1. If your protagonist (Mireille) is kidnapped from her family and betrayed by her father from the start, there are no happy endings, period.
2. Mireille's narration refers to both the "before" and "after" the kidnapping. It's clear she will come out alive, if not completely whole. Death is (arguably) the ultimate tragedy, so there's still room for rebirth.
3. Mireille's strength of character--her toughness and resilience read like someone can endure and perhaps even overcome.
4. Support characters--Mireille's husband, Michael, is loyal, loving, and strong--he makes mistakes but, overall, he represents a future worth living for, as does Mireille's young son.
The trajectory of the novel and how it ends seems to bear all these out.
Here's what happens next:
Mireille's kidnappers do, in fact, release her, once her father finally decides to pay the ransom (after 13 days!). The second half of the novel ("Part II: Once Upon a Time") deals with the emotional aftermath of Mireille's ordeal and her struggle to reorient herself to the former "fairy tale" of her life. During her captivity, she has learned to think of herself as a disembodied no one and now has difficulty reconciling this no one to her previous identity as daughter, wife, mother. In the aftermath, she is unable to talk about what happened to her and is both physically and emotionally unable to hold her son. This leads to numerous conflicts with her husband, as Mireille literally flees their home once they return to Miami, driving across the country in her car. Michael initially fails to provide the support she needs, but his mother, Lorraine, steps in and gives Mireille the space, time, and understanding required to begin the healing process. Eventually, Mireille is able to tell her story to Lorraine and to Michael, and is fully reunited with her husband and son. She resumes her life, has another child (via a surrogate), and, eventually, grants her father forgiveness. In a word, then, there is a sort of rebirth--albeit at the cost of the death of a former self.
So what's it all about?
I've been thinking about how the whole idea of tragedy vs happy vs bittersweet ending not only give the reader something to hold on to and to anticipate, but also informs our understanding of what a story (and life) is all about. What's the point? Well, if Mireille's story had turned out to be a happy one, it would have been a great example of overcoming terrible circumstances, but it wouldn't be quite true to Mireille's point of view.

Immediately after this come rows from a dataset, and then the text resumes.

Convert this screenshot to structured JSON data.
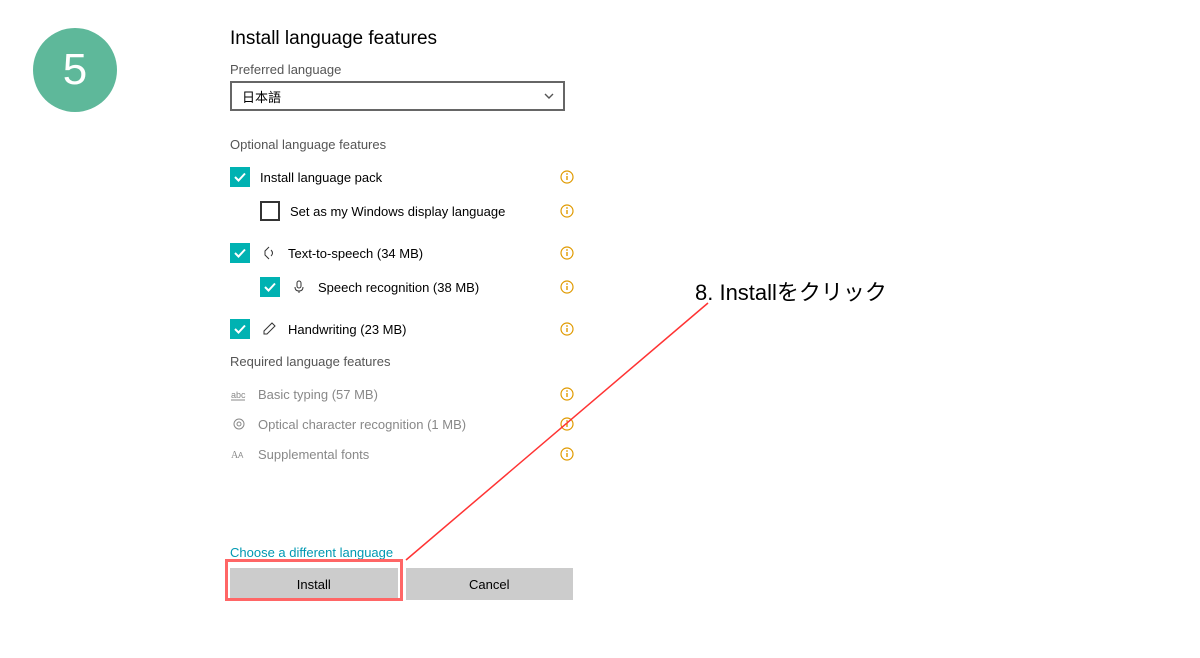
{
  "step": {
    "number": "5"
  },
  "dialog": {
    "title": "Install language features",
    "preferred_label": "Preferred language",
    "preferred_value": "日本語",
    "optional_label": "Optional language features",
    "options": {
      "lang_pack": "Install language pack",
      "display_lang": "Set as my Windows display language",
      "tts": "Text-to-speech (34 MB)",
      "speech_rec": "Speech recognition (38 MB)",
      "handwriting": "Handwriting (23 MB)"
    },
    "required_label": "Required language features",
    "required": {
      "basic_typing": "Basic typing (57 MB)",
      "ocr": "Optical character recognition (1 MB)",
      "fonts": "Supplemental fonts"
    },
    "choose_diff": "Choose a different language",
    "install_btn": "Install",
    "cancel_btn": "Cancel"
  },
  "annotation": {
    "text": "8.  Installをクリック"
  },
  "colors": {
    "badge": "#5eb89a",
    "accent_cyan": "#00b2b2",
    "link": "#0099b2",
    "highlight": "#ff6666",
    "info": "#e09a00"
  }
}
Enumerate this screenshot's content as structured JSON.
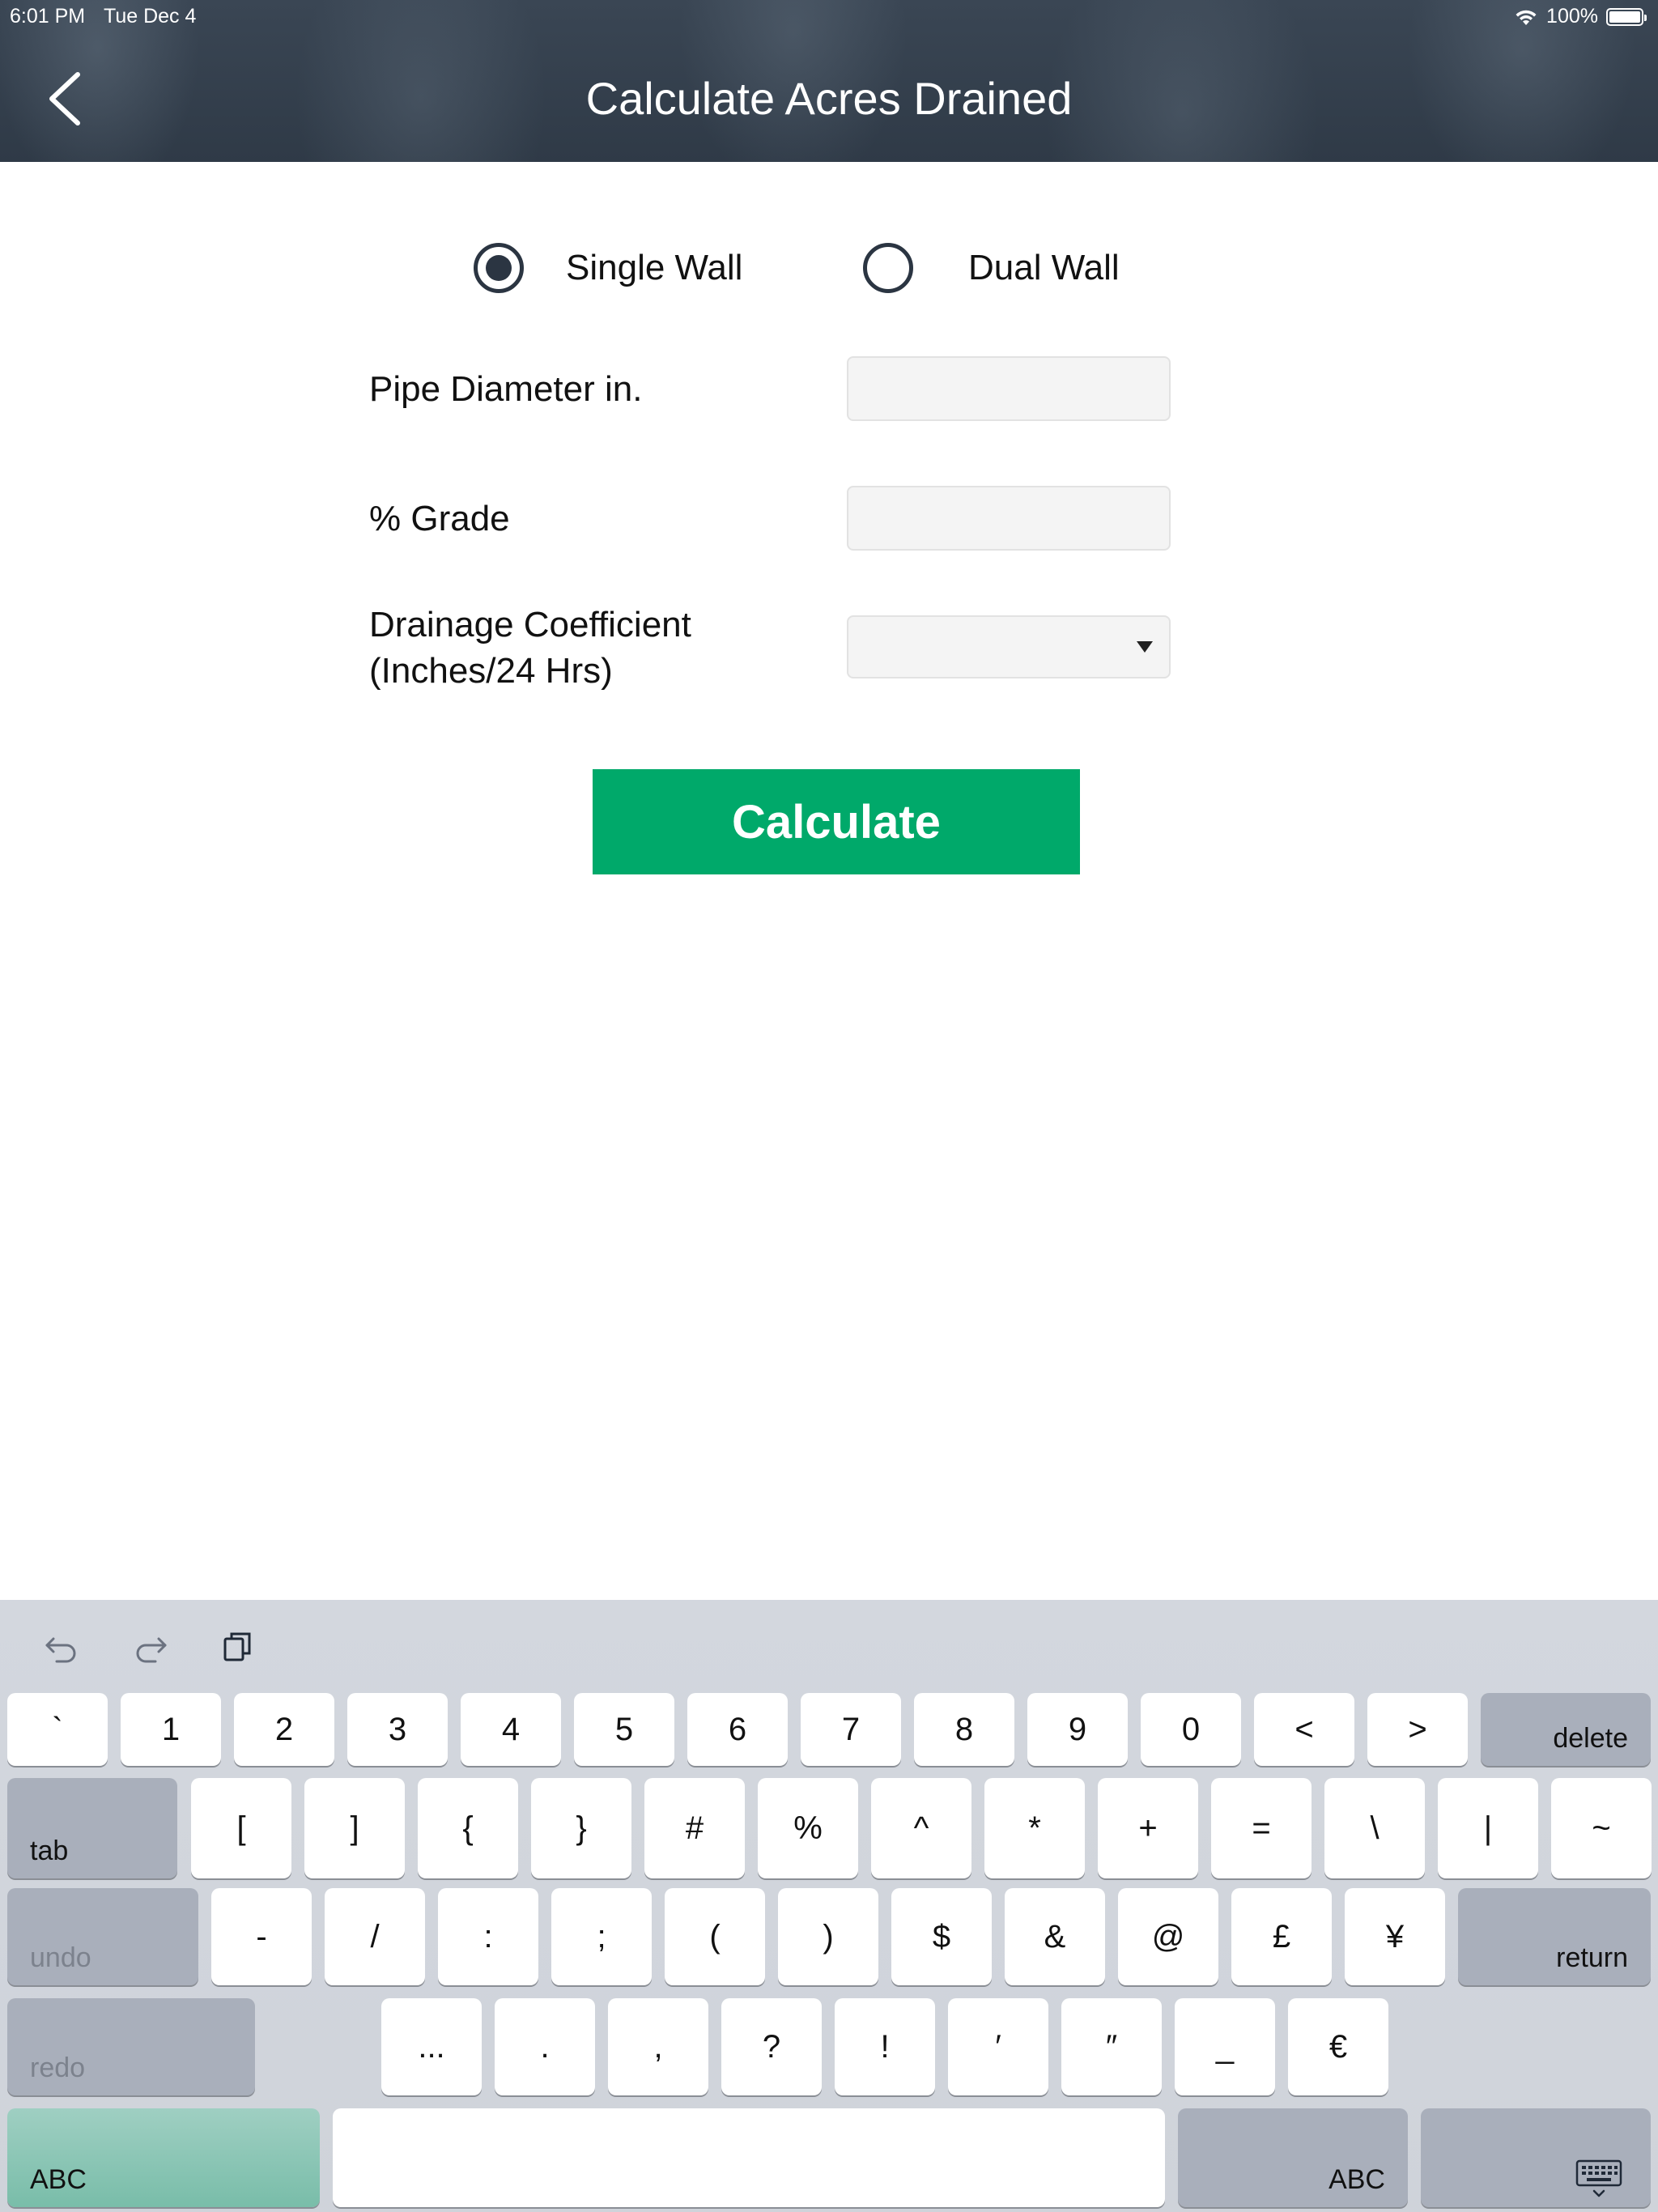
{
  "status_bar": {
    "time": "6:01 PM",
    "date": "Tue Dec 4",
    "battery": "100%"
  },
  "header": {
    "title": "Calculate Acres Drained"
  },
  "form": {
    "wall_options": [
      {
        "label": "Single Wall",
        "selected": true
      },
      {
        "label": "Dual Wall",
        "selected": false
      }
    ],
    "pipe_diameter": {
      "label": "Pipe Diameter in.",
      "value": ""
    },
    "grade": {
      "label": "% Grade",
      "value": ""
    },
    "drainage": {
      "label_line1": "Drainage Coefficient",
      "label_line2": "(Inches/24 Hrs)",
      "value": ""
    },
    "calculate_label": "Calculate"
  },
  "keyboard": {
    "row1": [
      "`",
      "1",
      "2",
      "3",
      "4",
      "5",
      "6",
      "7",
      "8",
      "9",
      "0",
      "<",
      ">"
    ],
    "delete": "delete",
    "tab": "tab",
    "row2": [
      "[",
      "]",
      "{",
      "}",
      "#",
      "%",
      "^",
      "*",
      "+",
      "=",
      "\\",
      "|",
      "~"
    ],
    "undo": "undo",
    "row3": [
      "-",
      "/",
      ":",
      ";",
      "(",
      ")",
      "$",
      "&",
      "@",
      "£",
      "¥"
    ],
    "return": "return",
    "redo": "redo",
    "row4": [
      "...",
      ".",
      ",",
      "?",
      "!",
      "′",
      "″",
      "_",
      "€"
    ],
    "abc_left": "ABC",
    "abc_right": "ABC"
  },
  "colors": {
    "accent": "#00a96a",
    "header_bg": "#2f3a47",
    "radio": "#2b3542"
  }
}
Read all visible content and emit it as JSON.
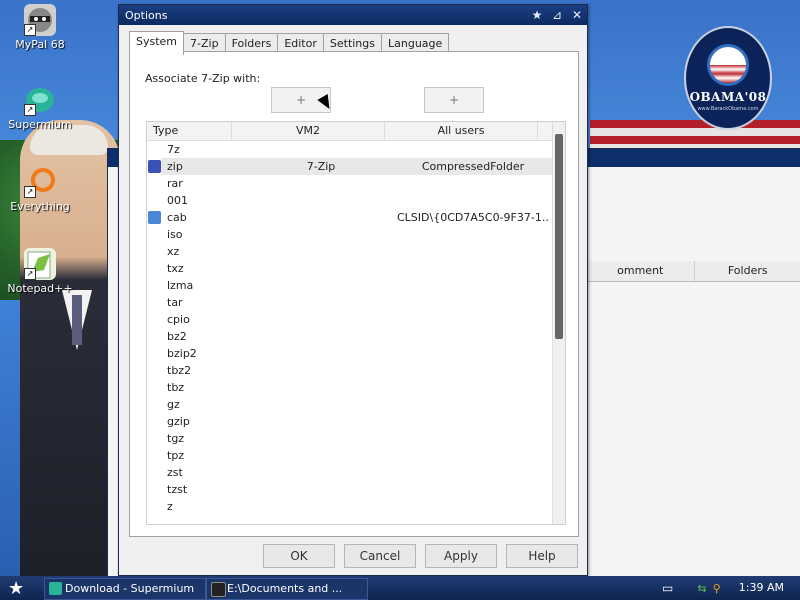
{
  "desktop": {
    "icons": [
      {
        "label": "MyPal 68",
        "icon": "raccoon-icon"
      },
      {
        "label": "Supermium",
        "icon": "supermium-icon"
      },
      {
        "label": "Everything",
        "icon": "everything-search-icon"
      },
      {
        "label": "Notepad++",
        "icon": "notepadpp-icon"
      }
    ],
    "logo": {
      "text": "OBAMA'08",
      "url": "www.BarackObama.com"
    }
  },
  "background_window": {
    "column_headers": [
      "omment",
      "Folders"
    ]
  },
  "dialog": {
    "title": "Options",
    "tabs": [
      {
        "label": "System",
        "active": true
      },
      {
        "label": "7-Zip",
        "active": false
      },
      {
        "label": "Folders",
        "active": false
      },
      {
        "label": "Editor",
        "active": false
      },
      {
        "label": "Settings",
        "active": false
      },
      {
        "label": "Language",
        "active": false
      }
    ],
    "associate_label": "Associate 7-Zip with:",
    "plus_button_label": "+",
    "columns": [
      "Type",
      "VM2",
      "All users"
    ],
    "rows": [
      {
        "type": "7z",
        "vm2": "",
        "all": ""
      },
      {
        "type": "zip",
        "vm2": "7-Zip",
        "all": "CompressedFolder",
        "selected": true,
        "icon": "zip-archive-icon"
      },
      {
        "type": "rar",
        "vm2": "",
        "all": ""
      },
      {
        "type": "001",
        "vm2": "",
        "all": ""
      },
      {
        "type": "cab",
        "vm2": "",
        "all": "CLSID\\{0CD7A5C0-9F37-1...",
        "icon": "cabinet-file-icon"
      },
      {
        "type": "iso",
        "vm2": "",
        "all": ""
      },
      {
        "type": "xz",
        "vm2": "",
        "all": ""
      },
      {
        "type": "txz",
        "vm2": "",
        "all": ""
      },
      {
        "type": "lzma",
        "vm2": "",
        "all": ""
      },
      {
        "type": "tar",
        "vm2": "",
        "all": ""
      },
      {
        "type": "cpio",
        "vm2": "",
        "all": ""
      },
      {
        "type": "bz2",
        "vm2": "",
        "all": ""
      },
      {
        "type": "bzip2",
        "vm2": "",
        "all": ""
      },
      {
        "type": "tbz2",
        "vm2": "",
        "all": ""
      },
      {
        "type": "tbz",
        "vm2": "",
        "all": ""
      },
      {
        "type": "gz",
        "vm2": "",
        "all": ""
      },
      {
        "type": "gzip",
        "vm2": "",
        "all": ""
      },
      {
        "type": "tgz",
        "vm2": "",
        "all": ""
      },
      {
        "type": "tpz",
        "vm2": "",
        "all": ""
      },
      {
        "type": "zst",
        "vm2": "",
        "all": ""
      },
      {
        "type": "tzst",
        "vm2": "",
        "all": ""
      },
      {
        "type": "z",
        "vm2": "",
        "all": ""
      }
    ],
    "buttons": {
      "ok": "OK",
      "cancel": "Cancel",
      "apply": "Apply",
      "help": "Help"
    }
  },
  "taskbar": {
    "items": [
      {
        "label": "Download - Supermium",
        "icon": "supermium-icon"
      },
      {
        "label": "E:\\Documents and ...",
        "icon": "7zip-icon"
      }
    ],
    "clock": "1:39 AM"
  }
}
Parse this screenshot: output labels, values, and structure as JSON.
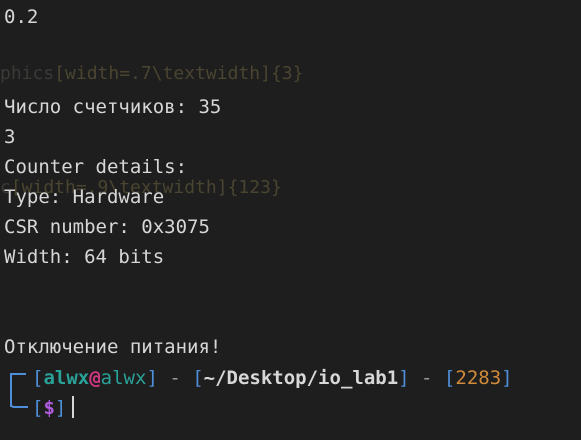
{
  "output": {
    "line_1": "0.2",
    "line_2": "Число счетчиков: 35",
    "line_3": "3",
    "line_4": "Counter details:",
    "line_5": "Type: Hardware",
    "line_6": "CSR number: 0x3075",
    "line_7": "Width: 64 bits",
    "line_8": "Отключение питания!"
  },
  "ghost": {
    "text_1_a": "phics",
    "text_1_b": "[width=.7\\textwidth]",
    "text_1_c": "{3}",
    "text_2_a": "c",
    "text_2_b": "[width=.9\\textwidth]",
    "text_2_c": "{123}"
  },
  "prompt": {
    "user": "alwx",
    "at": "@",
    "host": "alwx",
    "separator": " - ",
    "path": "~/Desktop/io_lab1",
    "number": "2283",
    "symbol": "$"
  },
  "colors": {
    "background": "#1e1e1e",
    "text": "#d7d7d7",
    "bracket": "#4f8fd9",
    "user": "#2aa198",
    "at": "#d33682",
    "number": "#d08a3a",
    "dollar": "#b05ce0"
  }
}
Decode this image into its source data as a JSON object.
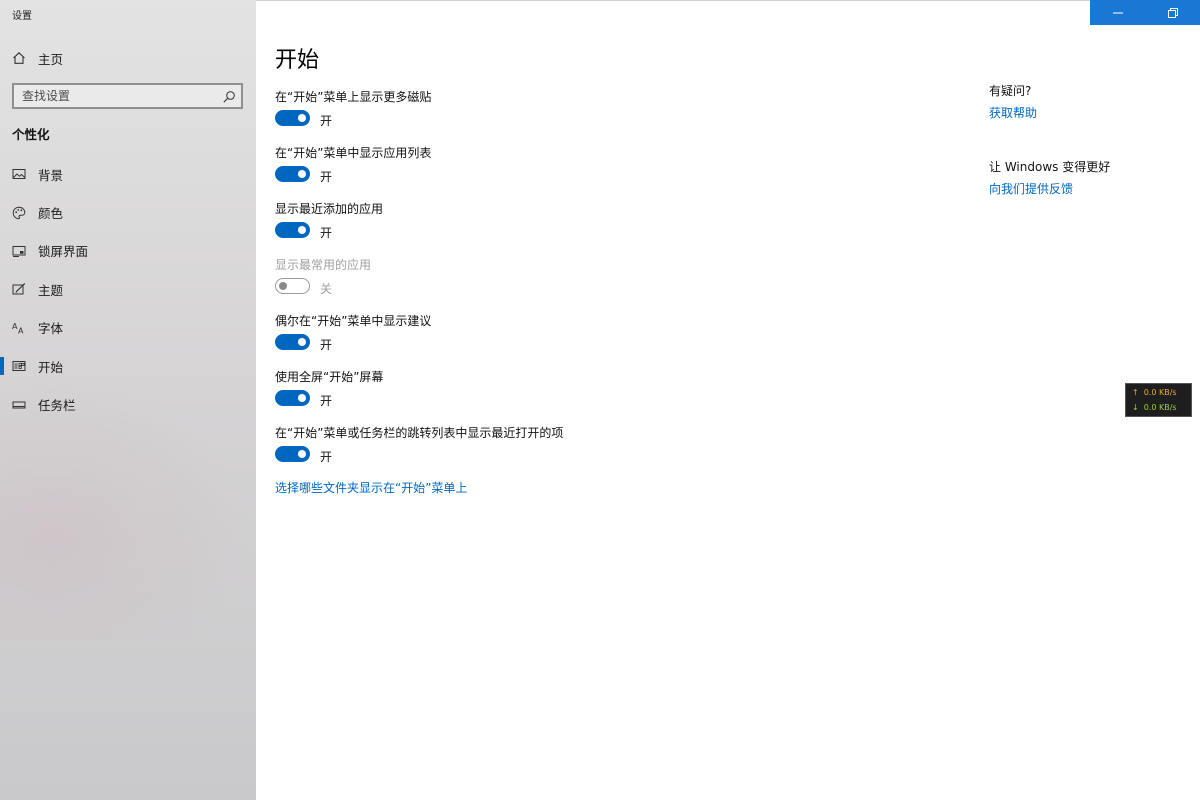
{
  "window": {
    "app_title": "设置",
    "controls": {
      "minimize_icon": "minimize-icon",
      "restore_icon": "restore-icon"
    }
  },
  "sidebar": {
    "home_label": "主页",
    "search": {
      "value": "",
      "placeholder": "查找设置"
    },
    "section_title": "个性化",
    "items": [
      {
        "label": "背景",
        "icon": "image-icon",
        "active": false
      },
      {
        "label": "颜色",
        "icon": "palette-icon",
        "active": false
      },
      {
        "label": "锁屏界面",
        "icon": "lock-screen-icon",
        "active": false
      },
      {
        "label": "主题",
        "icon": "theme-brush-icon",
        "active": false
      },
      {
        "label": "字体",
        "icon": "font-icon",
        "active": false
      },
      {
        "label": "开始",
        "icon": "start-icon",
        "active": true
      },
      {
        "label": "任务栏",
        "icon": "taskbar-icon",
        "active": false
      }
    ]
  },
  "main": {
    "title": "开始",
    "settings": [
      {
        "label": "在“开始”菜单上显示更多磁贴",
        "state": "开",
        "on": true,
        "disabled": false
      },
      {
        "label": "在“开始”菜单中显示应用列表",
        "state": "开",
        "on": true,
        "disabled": false
      },
      {
        "label": "显示最近添加的应用",
        "state": "开",
        "on": true,
        "disabled": false
      },
      {
        "label": "显示最常用的应用",
        "state": "关",
        "on": false,
        "disabled": true
      },
      {
        "label": "偶尔在“开始”菜单中显示建议",
        "state": "开",
        "on": true,
        "disabled": false
      },
      {
        "label": "使用全屏“开始”屏幕",
        "state": "开",
        "on": true,
        "disabled": false
      },
      {
        "label": "在“开始”菜单或任务栏的跳转列表中显示最近打开的项",
        "state": "开",
        "on": true,
        "disabled": false
      }
    ],
    "folders_link": "选择哪些文件夹显示在“开始”菜单上"
  },
  "help": {
    "question_heading": "有疑问?",
    "get_help_link": "获取帮助",
    "improve_heading": "让 Windows 变得更好",
    "feedback_link": "向我们提供反馈"
  },
  "net_speed": {
    "upload": "0.0 KB/s",
    "download": "0.0 KB/s",
    "upload_color": "#e7a93a",
    "download_color": "#9ccf3d"
  },
  "colors": {
    "accent": "#0067c0",
    "title_bar_buttons": "#1a78d4",
    "disabled_text": "#a0a0a0"
  }
}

Much of her story seems to be about how "surviving" violence can be a deathless death, and that captivity may continue long after the prisoner is released from his or her cage.
And if Mireille's story had turned out to be an utterly tragic one, it might also have mis-delivered on another provocative aspect of this story--the way in which Mireille resists her aggressors at every turn--both physically and verbally; likewise, she resists her family's attempts to minimize the impact of this violence. She demands to be heard, and ultimately she is, by her mother-in-law, her husband, and, to some extent, her father.
|Persephone, from becauseilovesand|
The final mix of tragedy and rebirth seems to represent the experience of the book as a whole--that violence is cyclical, both in time (Mireille returns to Haiti in the violent, albeit natural, aftermath of the 2010 Haiti earthquake), and in the psyche (Mireille continues to feel like two people--her "before" and "after" selves). In fact, in the novel's final chapter, Mireille encapsulates her experience in a way that could apply to the "mixed" ending as well, through the tale of Hades and Persephone: Hades (god of the underworld) steals Persephone to be his wife, but Persephone's mother Demeter forbids the earth to bear fruit in retaliation. The compromise: Hades releases Persephone, but only after he forces her to eat the seeds of a pomegranate, which doom her to return to the underworld for six months each year. Persephone is ransomed to a complicated future--both free and not free--just like Mireille.